**INFORMATION GIVEN:**
::::::::

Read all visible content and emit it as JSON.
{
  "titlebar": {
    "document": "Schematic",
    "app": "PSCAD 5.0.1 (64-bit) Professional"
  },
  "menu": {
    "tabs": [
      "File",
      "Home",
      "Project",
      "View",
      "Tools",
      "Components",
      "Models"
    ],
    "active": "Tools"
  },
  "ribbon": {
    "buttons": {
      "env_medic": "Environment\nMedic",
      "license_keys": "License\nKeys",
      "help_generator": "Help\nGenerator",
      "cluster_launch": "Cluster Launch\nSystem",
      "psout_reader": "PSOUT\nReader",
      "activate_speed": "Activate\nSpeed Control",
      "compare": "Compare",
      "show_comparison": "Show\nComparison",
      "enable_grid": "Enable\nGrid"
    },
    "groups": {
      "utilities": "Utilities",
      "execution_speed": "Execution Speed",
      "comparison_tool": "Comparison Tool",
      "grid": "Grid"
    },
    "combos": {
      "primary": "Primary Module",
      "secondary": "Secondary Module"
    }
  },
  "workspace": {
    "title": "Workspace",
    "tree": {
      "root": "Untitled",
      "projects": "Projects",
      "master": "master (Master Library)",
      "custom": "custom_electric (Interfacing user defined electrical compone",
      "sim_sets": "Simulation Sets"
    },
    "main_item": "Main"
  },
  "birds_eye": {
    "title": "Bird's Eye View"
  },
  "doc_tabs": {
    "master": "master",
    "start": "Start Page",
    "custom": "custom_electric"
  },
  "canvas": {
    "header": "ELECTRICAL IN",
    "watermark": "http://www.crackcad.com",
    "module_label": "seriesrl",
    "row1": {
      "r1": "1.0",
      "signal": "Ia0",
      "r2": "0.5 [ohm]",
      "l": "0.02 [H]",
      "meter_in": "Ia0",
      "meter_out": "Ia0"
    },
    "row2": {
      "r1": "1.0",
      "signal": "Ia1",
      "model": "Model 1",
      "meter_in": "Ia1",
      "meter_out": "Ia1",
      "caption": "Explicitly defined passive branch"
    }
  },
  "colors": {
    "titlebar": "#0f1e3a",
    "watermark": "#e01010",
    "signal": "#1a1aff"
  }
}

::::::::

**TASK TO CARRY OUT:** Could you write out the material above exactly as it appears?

**WRITTEN SOLUTION:**
Read all visible content and emit it as JSON.
{
  "titlebar": {
    "document": "Schematic",
    "app": "PSCAD 5.0.1 (64-bit) Professional"
  },
  "menu": {
    "tabs": [
      "File",
      "Home",
      "Project",
      "View",
      "Tools",
      "Components",
      "Models"
    ],
    "active": "Tools"
  },
  "ribbon": {
    "buttons": {
      "env_medic": "Environment\nMedic",
      "license_keys": "License\nKeys",
      "help_generator": "Help\nGenerator",
      "cluster_launch": "Cluster Launch\nSystem",
      "psout_reader": "PSOUT\nReader",
      "activate_speed": "Activate\nSpeed Control",
      "compare": "Compare",
      "show_comparison": "Show\nComparison",
      "enable_grid": "Enable\nGrid"
    },
    "groups": {
      "utilities": "Utilities",
      "execution_speed": "Execution Speed",
      "comparison_tool": "Comparison Tool",
      "grid": "Grid"
    },
    "combos": {
      "primary": "Primary Module",
      "secondary": "Secondary Module"
    }
  },
  "workspace": {
    "title": "Workspace",
    "tree": {
      "root": "Untitled",
      "projects": "Projects",
      "master": "master (Master Library)",
      "custom": "custom_electric (Interfacing user defined electrical compone",
      "sim_sets": "Simulation Sets"
    },
    "main_item": "Main"
  },
  "birds_eye": {
    "title": "Bird's Eye View"
  },
  "doc_tabs": {
    "master": "master",
    "start": "Start Page",
    "custom": "custom_electric"
  },
  "canvas": {
    "header": "ELECTRICAL IN",
    "watermark": "http://www.crackcad.com",
    "module_label": "seriesrl",
    "row1": {
      "r1": "1.0",
      "signal": "Ia0",
      "r2": "0.5 [ohm]",
      "l": "0.02 [H]",
      "meter_in": "Ia0",
      "meter_out": "Ia0"
    },
    "row2": {
      "r1": "1.0",
      "signal": "Ia1",
      "model": "Model 1",
      "meter_in": "Ia1",
      "meter_out": "Ia1",
      "caption": "Explicitly defined passive branch"
    }
  },
  "colors": {
    "titlebar": "#0f1e3a",
    "watermark": "#e01010",
    "signal": "#1a1aff"
  }
}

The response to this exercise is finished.